Pithecia – Sakis

They could run upright on the hind legs over the branches; such an exceptional balancing capability!

These primates can leap high because of their robust physique and well-developed leg muscles. Sexual dimorphism is seen in these species.

They form relatively tiny groups of about 2 to 4 individuals. Group members go between one and two kilometers each day. Early in the morning and early in the afternoon is when they are most active. Up to 9 hours of their waking hours are spent traveling. Males and females, including moms and the young, participate in mutual grooming. More seasoned adults teach young people baby care skills.

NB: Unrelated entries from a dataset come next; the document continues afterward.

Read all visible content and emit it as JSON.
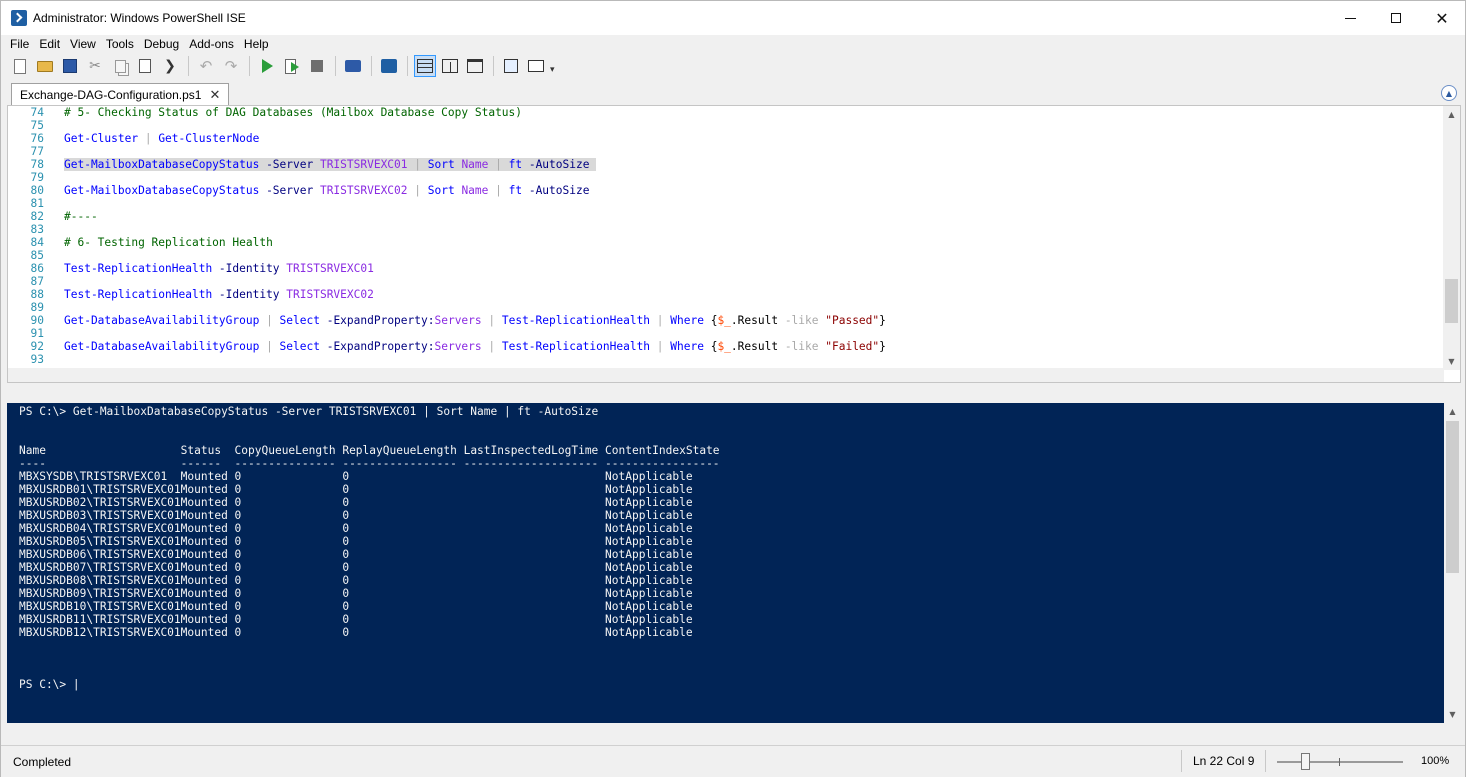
{
  "window": {
    "title": "Administrator: Windows PowerShell ISE",
    "minimize_glyph": "",
    "close_glyph": "✕"
  },
  "menu": [
    "File",
    "Edit",
    "View",
    "Tools",
    "Debug",
    "Add-ons",
    "Help"
  ],
  "toolbar": {
    "icons": [
      "new-script-icon",
      "open-folder-icon",
      "save-icon",
      "cut-icon",
      "copy-icon",
      "paste-icon",
      "powershell-clear-icon",
      "undo-icon",
      "redo-icon",
      "run-script-icon",
      "run-selection-icon",
      "stop-icon",
      "remote-powershell-icon",
      "start-powershell-icon",
      "script-pane-top-icon",
      "script-pane-right-icon",
      "script-pane-maximized-icon",
      "command-window-icon",
      "addon-tool-icon"
    ],
    "undo_glyph": "↶",
    "redo_glyph": "↷",
    "cut_glyph": "✂",
    "ps_glyph": "❯",
    "more_glyph": "▾"
  },
  "tabs": [
    {
      "label": "Exchange-DAG-Configuration.ps1",
      "close": "✕",
      "active": true
    }
  ],
  "editor": {
    "lines": [
      {
        "n": "74",
        "tokens": [
          {
            "t": "# 5- Checking Status of DAG Databases (Mailbox Database Copy Status)",
            "c": "comment"
          }
        ]
      },
      {
        "n": "75",
        "tokens": []
      },
      {
        "n": "76",
        "tokens": [
          {
            "t": "Get-Cluster",
            "c": "cmd"
          },
          {
            "t": " | ",
            "c": "op"
          },
          {
            "t": "Get-ClusterNode",
            "c": "cmd"
          }
        ]
      },
      {
        "n": "77",
        "tokens": []
      },
      {
        "n": "78",
        "highlight": true,
        "tokens": [
          {
            "t": "Get-MailboxDatabaseCopyStatus",
            "c": "cmd"
          },
          {
            "t": " -Server ",
            "c": "param"
          },
          {
            "t": "TRISTSRVEXC01",
            "c": "arg"
          },
          {
            "t": " | ",
            "c": "op"
          },
          {
            "t": "Sort",
            "c": "cmd"
          },
          {
            "t": " ",
            "c": "plain"
          },
          {
            "t": "Name",
            "c": "arg"
          },
          {
            "t": " | ",
            "c": "op"
          },
          {
            "t": "ft",
            "c": "cmd"
          },
          {
            "t": " -AutoSize ",
            "c": "param"
          }
        ]
      },
      {
        "n": "79",
        "tokens": []
      },
      {
        "n": "80",
        "tokens": [
          {
            "t": "Get-MailboxDatabaseCopyStatus",
            "c": "cmd"
          },
          {
            "t": " -Server ",
            "c": "param"
          },
          {
            "t": "TRISTSRVEXC02",
            "c": "arg"
          },
          {
            "t": " | ",
            "c": "op"
          },
          {
            "t": "Sort",
            "c": "cmd"
          },
          {
            "t": " ",
            "c": "plain"
          },
          {
            "t": "Name",
            "c": "arg"
          },
          {
            "t": " | ",
            "c": "op"
          },
          {
            "t": "ft",
            "c": "cmd"
          },
          {
            "t": " -AutoSize",
            "c": "param"
          }
        ]
      },
      {
        "n": "81",
        "tokens": []
      },
      {
        "n": "82",
        "tokens": [
          {
            "t": "#----",
            "c": "comment"
          }
        ]
      },
      {
        "n": "83",
        "tokens": []
      },
      {
        "n": "84",
        "tokens": [
          {
            "t": "# 6- Testing Replication Health",
            "c": "comment"
          }
        ]
      },
      {
        "n": "85",
        "tokens": []
      },
      {
        "n": "86",
        "tokens": [
          {
            "t": "Test-ReplicationHealth",
            "c": "cmd"
          },
          {
            "t": " -Identity ",
            "c": "param"
          },
          {
            "t": "TRISTSRVEXC01",
            "c": "arg"
          }
        ]
      },
      {
        "n": "87",
        "tokens": []
      },
      {
        "n": "88",
        "tokens": [
          {
            "t": "Test-ReplicationHealth",
            "c": "cmd"
          },
          {
            "t": " -Identity ",
            "c": "param"
          },
          {
            "t": "TRISTSRVEXC02",
            "c": "arg"
          }
        ]
      },
      {
        "n": "89",
        "tokens": []
      },
      {
        "n": "90",
        "tokens": [
          {
            "t": "Get-DatabaseAvailabilityGroup",
            "c": "cmd"
          },
          {
            "t": " | ",
            "c": "op"
          },
          {
            "t": "Select",
            "c": "cmd"
          },
          {
            "t": " -ExpandProperty:",
            "c": "param"
          },
          {
            "t": "Servers",
            "c": "arg"
          },
          {
            "t": " | ",
            "c": "op"
          },
          {
            "t": "Test-ReplicationHealth",
            "c": "cmd"
          },
          {
            "t": " | ",
            "c": "op"
          },
          {
            "t": "Where",
            "c": "cmd"
          },
          {
            "t": " {",
            "c": "plain"
          },
          {
            "t": "$_",
            "c": "var"
          },
          {
            "t": ".Result ",
            "c": "plain"
          },
          {
            "t": "-like",
            "c": "op"
          },
          {
            "t": " ",
            "c": "plain"
          },
          {
            "t": "\"Passed\"",
            "c": "str"
          },
          {
            "t": "}",
            "c": "plain"
          }
        ]
      },
      {
        "n": "91",
        "tokens": []
      },
      {
        "n": "92",
        "tokens": [
          {
            "t": "Get-DatabaseAvailabilityGroup",
            "c": "cmd"
          },
          {
            "t": " | ",
            "c": "op"
          },
          {
            "t": "Select",
            "c": "cmd"
          },
          {
            "t": " -ExpandProperty:",
            "c": "param"
          },
          {
            "t": "Servers",
            "c": "arg"
          },
          {
            "t": " | ",
            "c": "op"
          },
          {
            "t": "Test-ReplicationHealth",
            "c": "cmd"
          },
          {
            "t": " | ",
            "c": "op"
          },
          {
            "t": "Where",
            "c": "cmd"
          },
          {
            "t": " {",
            "c": "plain"
          },
          {
            "t": "$_",
            "c": "var"
          },
          {
            "t": ".Result ",
            "c": "plain"
          },
          {
            "t": "-like",
            "c": "op"
          },
          {
            "t": " ",
            "c": "plain"
          },
          {
            "t": "\"Failed\"",
            "c": "str"
          },
          {
            "t": "}",
            "c": "plain"
          }
        ]
      },
      {
        "n": "93",
        "tokens": []
      }
    ],
    "scroll_up": "▲",
    "scroll_down": "▼"
  },
  "console": {
    "command": "PS C:\\> Get-MailboxDatabaseCopyStatus -Server TRISTSRVEXC01 | Sort Name | ft -AutoSize",
    "columns": [
      "Name",
      "Status",
      "CopyQueueLength",
      "ReplayQueueLength",
      "LastInspectedLogTime",
      "ContentIndexState"
    ],
    "underlines": [
      "----",
      "------",
      "---------------",
      "-----------------",
      "--------------------",
      "-----------------"
    ],
    "rows": [
      [
        "MBXSYSDB\\TRISTSRVEXC01",
        "Mounted",
        "0",
        "0",
        "",
        "NotApplicable"
      ],
      [
        "MBXUSRDB01\\TRISTSRVEXC01",
        "Mounted",
        "0",
        "0",
        "",
        "NotApplicable"
      ],
      [
        "MBXUSRDB02\\TRISTSRVEXC01",
        "Mounted",
        "0",
        "0",
        "",
        "NotApplicable"
      ],
      [
        "MBXUSRDB03\\TRISTSRVEXC01",
        "Mounted",
        "0",
        "0",
        "",
        "NotApplicable"
      ],
      [
        "MBXUSRDB04\\TRISTSRVEXC01",
        "Mounted",
        "0",
        "0",
        "",
        "NotApplicable"
      ],
      [
        "MBXUSRDB05\\TRISTSRVEXC01",
        "Mounted",
        "0",
        "0",
        "",
        "NotApplicable"
      ],
      [
        "MBXUSRDB06\\TRISTSRVEXC01",
        "Mounted",
        "0",
        "0",
        "",
        "NotApplicable"
      ],
      [
        "MBXUSRDB07\\TRISTSRVEXC01",
        "Mounted",
        "0",
        "0",
        "",
        "NotApplicable"
      ],
      [
        "MBXUSRDB08\\TRISTSRVEXC01",
        "Mounted",
        "0",
        "0",
        "",
        "NotApplicable"
      ],
      [
        "MBXUSRDB09\\TRISTSRVEXC01",
        "Mounted",
        "0",
        "0",
        "",
        "NotApplicable"
      ],
      [
        "MBXUSRDB10\\TRISTSRVEXC01",
        "Mounted",
        "0",
        "0",
        "",
        "NotApplicable"
      ],
      [
        "MBXUSRDB11\\TRISTSRVEXC01",
        "Mounted",
        "0",
        "0",
        "",
        "NotApplicable"
      ],
      [
        "MBXUSRDB12\\TRISTSRVEXC01",
        "Mounted",
        "0",
        "0",
        "",
        "NotApplicable"
      ]
    ],
    "prompt": "PS C:\\> |",
    "scroll_up": "▲",
    "scroll_down": "▼",
    "background": "#012456"
  },
  "status": {
    "left": "Completed",
    "position": "Ln 22  Col 9",
    "zoom": "100%",
    "zoom_value": 100
  }
}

Although the Sakis are herbivores (folivores, frugivores, and granivores), up to 90% of their diet is often composed of fruits. Additionally, they have been seen eating seeds, leaves, flowers, and even insects.